Check each line of the listing for the string "Mustafa". Copy those where it appears.

▼▼▼

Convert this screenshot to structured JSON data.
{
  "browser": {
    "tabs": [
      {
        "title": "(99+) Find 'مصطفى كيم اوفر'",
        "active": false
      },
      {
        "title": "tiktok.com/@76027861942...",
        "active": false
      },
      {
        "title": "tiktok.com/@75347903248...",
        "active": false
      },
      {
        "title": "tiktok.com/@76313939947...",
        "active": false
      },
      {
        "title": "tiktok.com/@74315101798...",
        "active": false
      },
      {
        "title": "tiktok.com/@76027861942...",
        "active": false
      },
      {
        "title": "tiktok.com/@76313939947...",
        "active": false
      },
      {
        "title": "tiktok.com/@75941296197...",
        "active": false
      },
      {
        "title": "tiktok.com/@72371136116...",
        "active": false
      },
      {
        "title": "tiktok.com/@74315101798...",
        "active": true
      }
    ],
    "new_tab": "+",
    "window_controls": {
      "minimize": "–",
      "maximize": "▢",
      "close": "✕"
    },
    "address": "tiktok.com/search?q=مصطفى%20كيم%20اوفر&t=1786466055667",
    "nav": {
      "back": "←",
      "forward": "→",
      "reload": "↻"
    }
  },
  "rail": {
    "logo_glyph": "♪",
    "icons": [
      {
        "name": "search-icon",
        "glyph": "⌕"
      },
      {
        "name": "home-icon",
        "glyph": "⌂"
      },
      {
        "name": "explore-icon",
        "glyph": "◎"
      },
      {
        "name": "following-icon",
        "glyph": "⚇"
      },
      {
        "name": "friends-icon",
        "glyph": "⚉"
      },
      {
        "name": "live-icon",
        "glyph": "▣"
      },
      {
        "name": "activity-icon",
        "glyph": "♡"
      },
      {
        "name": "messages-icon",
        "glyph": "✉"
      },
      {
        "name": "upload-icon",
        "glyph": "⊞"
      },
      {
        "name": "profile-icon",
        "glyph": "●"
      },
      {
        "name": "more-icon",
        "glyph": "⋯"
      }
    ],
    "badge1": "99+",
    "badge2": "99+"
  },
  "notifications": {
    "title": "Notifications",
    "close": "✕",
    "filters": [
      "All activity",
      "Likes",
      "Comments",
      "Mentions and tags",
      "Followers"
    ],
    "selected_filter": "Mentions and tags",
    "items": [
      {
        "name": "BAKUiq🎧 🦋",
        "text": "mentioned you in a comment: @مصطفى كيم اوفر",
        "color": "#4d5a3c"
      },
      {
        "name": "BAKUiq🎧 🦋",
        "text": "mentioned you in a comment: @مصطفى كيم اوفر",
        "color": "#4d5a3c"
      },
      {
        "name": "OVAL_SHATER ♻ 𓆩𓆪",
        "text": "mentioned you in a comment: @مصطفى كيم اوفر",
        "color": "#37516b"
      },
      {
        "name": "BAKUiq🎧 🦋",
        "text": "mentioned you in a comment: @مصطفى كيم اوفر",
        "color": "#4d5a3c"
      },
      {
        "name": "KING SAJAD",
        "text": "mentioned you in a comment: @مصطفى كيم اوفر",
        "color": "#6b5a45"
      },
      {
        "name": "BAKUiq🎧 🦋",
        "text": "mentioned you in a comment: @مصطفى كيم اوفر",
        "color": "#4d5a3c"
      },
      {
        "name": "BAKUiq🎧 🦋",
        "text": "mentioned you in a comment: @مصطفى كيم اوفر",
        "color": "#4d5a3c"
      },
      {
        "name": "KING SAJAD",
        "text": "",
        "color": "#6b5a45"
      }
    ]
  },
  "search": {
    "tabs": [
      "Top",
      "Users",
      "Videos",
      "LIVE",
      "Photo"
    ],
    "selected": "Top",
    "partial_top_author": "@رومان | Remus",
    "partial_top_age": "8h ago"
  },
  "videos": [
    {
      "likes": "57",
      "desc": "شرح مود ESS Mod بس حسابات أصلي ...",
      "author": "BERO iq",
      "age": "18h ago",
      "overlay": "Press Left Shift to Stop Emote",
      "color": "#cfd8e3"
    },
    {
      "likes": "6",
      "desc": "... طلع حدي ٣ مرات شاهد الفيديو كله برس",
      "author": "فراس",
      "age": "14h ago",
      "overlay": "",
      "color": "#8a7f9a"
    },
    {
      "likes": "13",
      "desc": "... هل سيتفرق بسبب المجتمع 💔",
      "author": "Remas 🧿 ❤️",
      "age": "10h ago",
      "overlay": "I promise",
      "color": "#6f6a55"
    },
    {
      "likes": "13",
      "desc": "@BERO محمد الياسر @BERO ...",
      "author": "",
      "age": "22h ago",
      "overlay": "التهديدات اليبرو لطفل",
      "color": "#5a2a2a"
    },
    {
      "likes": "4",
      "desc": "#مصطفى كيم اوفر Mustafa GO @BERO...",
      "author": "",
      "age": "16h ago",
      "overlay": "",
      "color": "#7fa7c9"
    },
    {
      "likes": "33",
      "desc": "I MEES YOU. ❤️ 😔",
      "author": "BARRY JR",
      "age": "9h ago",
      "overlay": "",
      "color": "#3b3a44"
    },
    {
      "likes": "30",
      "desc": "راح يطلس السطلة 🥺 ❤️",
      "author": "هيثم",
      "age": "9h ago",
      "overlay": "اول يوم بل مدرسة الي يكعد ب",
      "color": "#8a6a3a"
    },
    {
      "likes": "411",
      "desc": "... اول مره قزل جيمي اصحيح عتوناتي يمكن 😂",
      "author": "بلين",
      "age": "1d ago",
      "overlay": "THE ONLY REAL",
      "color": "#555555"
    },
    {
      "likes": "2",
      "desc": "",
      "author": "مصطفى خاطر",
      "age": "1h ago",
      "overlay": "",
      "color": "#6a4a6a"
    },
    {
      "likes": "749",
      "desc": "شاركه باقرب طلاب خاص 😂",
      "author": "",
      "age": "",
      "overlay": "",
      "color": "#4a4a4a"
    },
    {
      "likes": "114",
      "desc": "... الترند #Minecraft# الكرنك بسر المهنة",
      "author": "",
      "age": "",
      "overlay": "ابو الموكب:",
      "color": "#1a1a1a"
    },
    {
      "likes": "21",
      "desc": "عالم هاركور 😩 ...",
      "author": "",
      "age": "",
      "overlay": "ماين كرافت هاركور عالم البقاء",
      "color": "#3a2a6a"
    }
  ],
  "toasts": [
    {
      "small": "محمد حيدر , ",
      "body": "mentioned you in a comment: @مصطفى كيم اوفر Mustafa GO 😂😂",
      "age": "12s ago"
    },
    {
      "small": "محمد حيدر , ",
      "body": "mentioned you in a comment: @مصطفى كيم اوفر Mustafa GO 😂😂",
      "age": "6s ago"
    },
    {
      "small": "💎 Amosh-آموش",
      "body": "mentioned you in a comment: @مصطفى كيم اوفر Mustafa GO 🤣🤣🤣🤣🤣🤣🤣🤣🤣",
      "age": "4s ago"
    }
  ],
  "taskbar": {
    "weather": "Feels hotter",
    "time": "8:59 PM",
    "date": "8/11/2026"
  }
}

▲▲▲

**Exercise output**.
      "desc": "#مصطفى كيم اوفر Mustafa GO @BERO...",
      "body": "mentioned you in a comment: @مصطفى كيم اوفر Mustafa GO 😂😂",
      "body": "mentioned you in a comment: @مصطفى كيم اوفر Mustafa GO 😂😂",
      "body": "mentioned you in a comment: @مصطفى كيم اوفر Mustafa GO 🤣🤣🤣🤣🤣🤣🤣🤣🤣",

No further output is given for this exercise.